----- Dataset records

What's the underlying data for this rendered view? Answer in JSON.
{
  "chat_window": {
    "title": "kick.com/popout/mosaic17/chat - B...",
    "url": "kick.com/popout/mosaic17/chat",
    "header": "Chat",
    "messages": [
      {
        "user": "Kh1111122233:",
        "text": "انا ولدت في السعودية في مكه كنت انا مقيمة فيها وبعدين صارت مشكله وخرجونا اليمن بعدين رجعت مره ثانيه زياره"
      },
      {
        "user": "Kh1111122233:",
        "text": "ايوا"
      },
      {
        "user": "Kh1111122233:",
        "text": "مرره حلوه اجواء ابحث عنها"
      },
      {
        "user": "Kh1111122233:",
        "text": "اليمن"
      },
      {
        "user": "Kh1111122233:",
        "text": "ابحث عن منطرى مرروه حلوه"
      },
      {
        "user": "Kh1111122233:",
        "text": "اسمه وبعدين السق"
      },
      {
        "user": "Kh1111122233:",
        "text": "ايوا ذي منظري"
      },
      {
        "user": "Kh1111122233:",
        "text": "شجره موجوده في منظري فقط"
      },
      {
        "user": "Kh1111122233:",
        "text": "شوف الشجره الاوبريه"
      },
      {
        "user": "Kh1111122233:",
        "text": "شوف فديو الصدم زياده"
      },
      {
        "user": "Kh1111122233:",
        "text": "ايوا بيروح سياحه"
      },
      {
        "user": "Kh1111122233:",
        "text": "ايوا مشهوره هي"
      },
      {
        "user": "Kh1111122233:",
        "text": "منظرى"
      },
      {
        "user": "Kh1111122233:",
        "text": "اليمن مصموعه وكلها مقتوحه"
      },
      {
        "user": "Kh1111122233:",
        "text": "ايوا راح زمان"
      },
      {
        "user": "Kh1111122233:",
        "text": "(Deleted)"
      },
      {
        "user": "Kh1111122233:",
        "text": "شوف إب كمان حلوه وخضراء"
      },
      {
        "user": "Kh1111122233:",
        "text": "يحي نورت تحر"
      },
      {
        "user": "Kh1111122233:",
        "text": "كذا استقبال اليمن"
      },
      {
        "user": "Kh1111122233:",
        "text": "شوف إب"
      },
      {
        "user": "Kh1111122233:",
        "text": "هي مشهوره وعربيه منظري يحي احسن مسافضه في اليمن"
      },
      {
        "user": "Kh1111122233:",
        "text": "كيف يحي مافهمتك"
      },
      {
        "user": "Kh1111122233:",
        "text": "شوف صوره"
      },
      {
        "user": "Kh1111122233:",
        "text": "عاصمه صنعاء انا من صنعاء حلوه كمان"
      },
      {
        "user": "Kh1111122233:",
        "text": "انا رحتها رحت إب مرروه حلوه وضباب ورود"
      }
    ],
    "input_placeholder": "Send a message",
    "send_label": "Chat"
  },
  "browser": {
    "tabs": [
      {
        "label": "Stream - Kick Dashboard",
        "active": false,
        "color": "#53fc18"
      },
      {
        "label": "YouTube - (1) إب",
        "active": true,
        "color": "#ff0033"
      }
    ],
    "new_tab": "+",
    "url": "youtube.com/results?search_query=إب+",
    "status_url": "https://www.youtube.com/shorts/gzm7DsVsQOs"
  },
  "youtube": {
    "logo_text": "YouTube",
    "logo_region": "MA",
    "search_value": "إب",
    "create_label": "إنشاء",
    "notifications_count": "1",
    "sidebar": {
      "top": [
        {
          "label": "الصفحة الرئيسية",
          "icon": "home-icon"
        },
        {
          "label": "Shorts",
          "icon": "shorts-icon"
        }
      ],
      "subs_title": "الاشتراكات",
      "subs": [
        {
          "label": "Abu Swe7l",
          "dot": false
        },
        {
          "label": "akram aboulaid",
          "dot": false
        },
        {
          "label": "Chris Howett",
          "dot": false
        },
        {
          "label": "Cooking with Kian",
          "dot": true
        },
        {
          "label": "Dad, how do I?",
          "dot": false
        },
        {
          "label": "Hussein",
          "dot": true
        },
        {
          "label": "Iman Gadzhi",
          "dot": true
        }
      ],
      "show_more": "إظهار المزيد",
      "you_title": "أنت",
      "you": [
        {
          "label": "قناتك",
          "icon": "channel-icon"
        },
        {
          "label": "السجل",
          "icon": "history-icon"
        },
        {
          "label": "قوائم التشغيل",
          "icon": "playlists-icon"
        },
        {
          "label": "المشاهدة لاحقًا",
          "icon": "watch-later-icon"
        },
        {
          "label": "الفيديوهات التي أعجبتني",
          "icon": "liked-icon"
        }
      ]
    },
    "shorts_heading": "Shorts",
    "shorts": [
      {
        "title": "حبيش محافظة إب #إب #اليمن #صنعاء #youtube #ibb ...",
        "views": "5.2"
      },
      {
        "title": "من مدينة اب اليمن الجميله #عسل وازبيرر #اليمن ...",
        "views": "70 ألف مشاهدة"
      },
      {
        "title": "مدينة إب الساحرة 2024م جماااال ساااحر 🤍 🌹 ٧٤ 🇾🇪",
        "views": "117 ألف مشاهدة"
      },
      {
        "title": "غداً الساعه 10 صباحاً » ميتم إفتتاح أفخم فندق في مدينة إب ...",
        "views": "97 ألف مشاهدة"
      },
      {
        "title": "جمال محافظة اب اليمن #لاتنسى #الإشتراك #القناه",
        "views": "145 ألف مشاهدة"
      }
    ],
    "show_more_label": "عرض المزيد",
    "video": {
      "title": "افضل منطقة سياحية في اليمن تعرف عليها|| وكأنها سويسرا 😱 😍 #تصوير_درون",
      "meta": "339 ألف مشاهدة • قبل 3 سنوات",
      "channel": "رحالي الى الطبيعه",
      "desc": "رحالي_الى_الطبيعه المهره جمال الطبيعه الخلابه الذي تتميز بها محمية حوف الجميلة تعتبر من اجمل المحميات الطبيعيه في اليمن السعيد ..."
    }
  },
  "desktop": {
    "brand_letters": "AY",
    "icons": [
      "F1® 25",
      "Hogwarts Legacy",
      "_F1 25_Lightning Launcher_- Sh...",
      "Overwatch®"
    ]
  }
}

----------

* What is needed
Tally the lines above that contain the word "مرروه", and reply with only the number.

* Your response
2